→ Dataset excerpts:
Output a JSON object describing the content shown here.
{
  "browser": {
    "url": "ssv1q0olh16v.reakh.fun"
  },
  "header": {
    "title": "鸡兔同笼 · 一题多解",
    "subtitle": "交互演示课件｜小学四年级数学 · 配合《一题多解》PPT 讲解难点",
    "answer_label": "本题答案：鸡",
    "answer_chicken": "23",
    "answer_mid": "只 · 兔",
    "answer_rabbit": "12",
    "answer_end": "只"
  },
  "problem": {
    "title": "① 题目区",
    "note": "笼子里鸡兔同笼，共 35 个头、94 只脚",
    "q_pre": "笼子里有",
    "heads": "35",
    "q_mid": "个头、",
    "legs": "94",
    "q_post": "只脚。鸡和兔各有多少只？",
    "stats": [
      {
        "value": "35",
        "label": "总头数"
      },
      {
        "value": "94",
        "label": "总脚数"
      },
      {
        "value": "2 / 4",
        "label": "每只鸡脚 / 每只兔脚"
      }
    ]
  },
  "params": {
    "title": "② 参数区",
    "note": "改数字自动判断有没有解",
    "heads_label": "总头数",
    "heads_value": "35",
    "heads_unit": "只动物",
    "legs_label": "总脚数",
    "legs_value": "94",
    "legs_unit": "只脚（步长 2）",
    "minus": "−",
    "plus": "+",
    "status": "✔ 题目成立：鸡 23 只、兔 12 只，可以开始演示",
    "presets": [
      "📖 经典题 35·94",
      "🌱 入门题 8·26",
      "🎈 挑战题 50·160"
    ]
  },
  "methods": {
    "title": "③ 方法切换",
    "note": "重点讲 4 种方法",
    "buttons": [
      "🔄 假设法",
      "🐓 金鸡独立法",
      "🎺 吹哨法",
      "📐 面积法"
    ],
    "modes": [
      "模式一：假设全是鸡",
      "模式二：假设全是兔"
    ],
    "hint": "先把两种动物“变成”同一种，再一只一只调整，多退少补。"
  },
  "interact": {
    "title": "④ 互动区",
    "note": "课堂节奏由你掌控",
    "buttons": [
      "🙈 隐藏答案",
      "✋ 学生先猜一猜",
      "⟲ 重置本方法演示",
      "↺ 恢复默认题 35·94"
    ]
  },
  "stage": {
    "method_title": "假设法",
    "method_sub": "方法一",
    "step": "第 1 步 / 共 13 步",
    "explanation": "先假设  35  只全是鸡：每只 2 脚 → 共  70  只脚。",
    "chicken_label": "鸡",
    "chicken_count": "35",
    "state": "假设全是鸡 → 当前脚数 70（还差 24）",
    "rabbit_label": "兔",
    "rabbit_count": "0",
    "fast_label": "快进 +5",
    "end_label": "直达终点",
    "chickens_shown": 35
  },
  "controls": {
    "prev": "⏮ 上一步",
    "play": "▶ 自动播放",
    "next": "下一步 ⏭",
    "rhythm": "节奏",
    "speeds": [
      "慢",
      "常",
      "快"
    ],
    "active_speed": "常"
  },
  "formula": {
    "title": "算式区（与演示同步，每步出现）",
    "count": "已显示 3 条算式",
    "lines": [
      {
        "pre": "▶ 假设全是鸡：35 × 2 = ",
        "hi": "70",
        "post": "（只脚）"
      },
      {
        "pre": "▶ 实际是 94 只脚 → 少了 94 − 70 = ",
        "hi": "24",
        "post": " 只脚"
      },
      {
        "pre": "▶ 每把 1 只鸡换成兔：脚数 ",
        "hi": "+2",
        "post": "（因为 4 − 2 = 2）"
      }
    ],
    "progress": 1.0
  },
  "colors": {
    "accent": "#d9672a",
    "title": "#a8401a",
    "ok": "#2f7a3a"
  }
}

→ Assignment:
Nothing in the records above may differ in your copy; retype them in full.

→ Your response:
Output a JSON object describing the content shown here.
{
  "browser": {
    "url": "ssv1q0olh16v.reakh.fun"
  },
  "header": {
    "title": "鸡兔同笼 · 一题多解",
    "subtitle": "交互演示课件｜小学四年级数学 · 配合《一题多解》PPT 讲解难点",
    "answer_label": "本题答案：鸡",
    "answer_chicken": "23",
    "answer_mid": "只 · 兔",
    "answer_rabbit": "12",
    "answer_end": "只"
  },
  "problem": {
    "title": "① 题目区",
    "note": "笼子里鸡兔同笼，共 35 个头、94 只脚",
    "q_pre": "笼子里有",
    "heads": "35",
    "q_mid": "个头、",
    "legs": "94",
    "q_post": "只脚。鸡和兔各有多少只？",
    "stats": [
      {
        "value": "35",
        "label": "总头数"
      },
      {
        "value": "94",
        "label": "总脚数"
      },
      {
        "value": "2 / 4",
        "label": "每只鸡脚 / 每只兔脚"
      }
    ]
  },
  "params": {
    "title": "② 参数区",
    "note": "改数字自动判断有没有解",
    "heads_label": "总头数",
    "heads_value": "35",
    "heads_unit": "只动物",
    "legs_label": "总脚数",
    "legs_value": "94",
    "legs_unit": "只脚（步长 2）",
    "minus": "−",
    "plus": "+",
    "status": "✔ 题目成立：鸡 23 只、兔 12 只，可以开始演示",
    "presets": [
      "📖 经典题 35·94",
      "🌱 入门题 8·26",
      "🎈 挑战题 50·160"
    ]
  },
  "methods": {
    "title": "③ 方法切换",
    "note": "重点讲 4 种方法",
    "buttons": [
      "🔄 假设法",
      "🐓 金鸡独立法",
      "🎺 吹哨法",
      "📐 面积法"
    ],
    "modes": [
      "模式一：假设全是鸡",
      "模式二：假设全是兔"
    ],
    "hint": "先把两种动物“变成”同一种，再一只一只调整，多退少补。"
  },
  "interact": {
    "title": "④ 互动区",
    "note": "课堂节奏由你掌控",
    "buttons": [
      "🙈 隐藏答案",
      "✋ 学生先猜一猜",
      "⟲ 重置本方法演示",
      "↺ 恢复默认题 35·94"
    ]
  },
  "stage": {
    "method_title": "假设法",
    "method_sub": "方法一",
    "step": "第 1 步 / 共 13 步",
    "explanation": "先假设  35  只全是鸡：每只 2 脚 → 共  70  只脚。",
    "chicken_label": "鸡",
    "chicken_count": "35",
    "state": "假设全是鸡 → 当前脚数 70（还差 24）",
    "rabbit_label": "兔",
    "rabbit_count": "0",
    "fast_label": "快进 +5",
    "end_label": "直达终点",
    "chickens_shown": 35
  },
  "controls": {
    "prev": "⏮ 上一步",
    "play": "▶ 自动播放",
    "next": "下一步 ⏭",
    "rhythm": "节奏",
    "speeds": [
      "慢",
      "常",
      "快"
    ],
    "active_speed": "常"
  },
  "formula": {
    "title": "算式区（与演示同步，每步出现）",
    "count": "已显示 3 条算式",
    "lines": [
      {
        "pre": "▶ 假设全是鸡：35 × 2 = ",
        "hi": "70",
        "post": "（只脚）"
      },
      {
        "pre": "▶ 实际是 94 只脚 → 少了 94 − 70 = ",
        "hi": "24",
        "post": " 只脚"
      },
      {
        "pre": "▶ 每把 1 只鸡换成兔：脚数 ",
        "hi": "+2",
        "post": "（因为 4 − 2 = 2）"
      }
    ],
    "progress": 1.0
  },
  "colors": {
    "accent": "#d9672a",
    "title": "#a8401a",
    "ok": "#2f7a3a"
  }
}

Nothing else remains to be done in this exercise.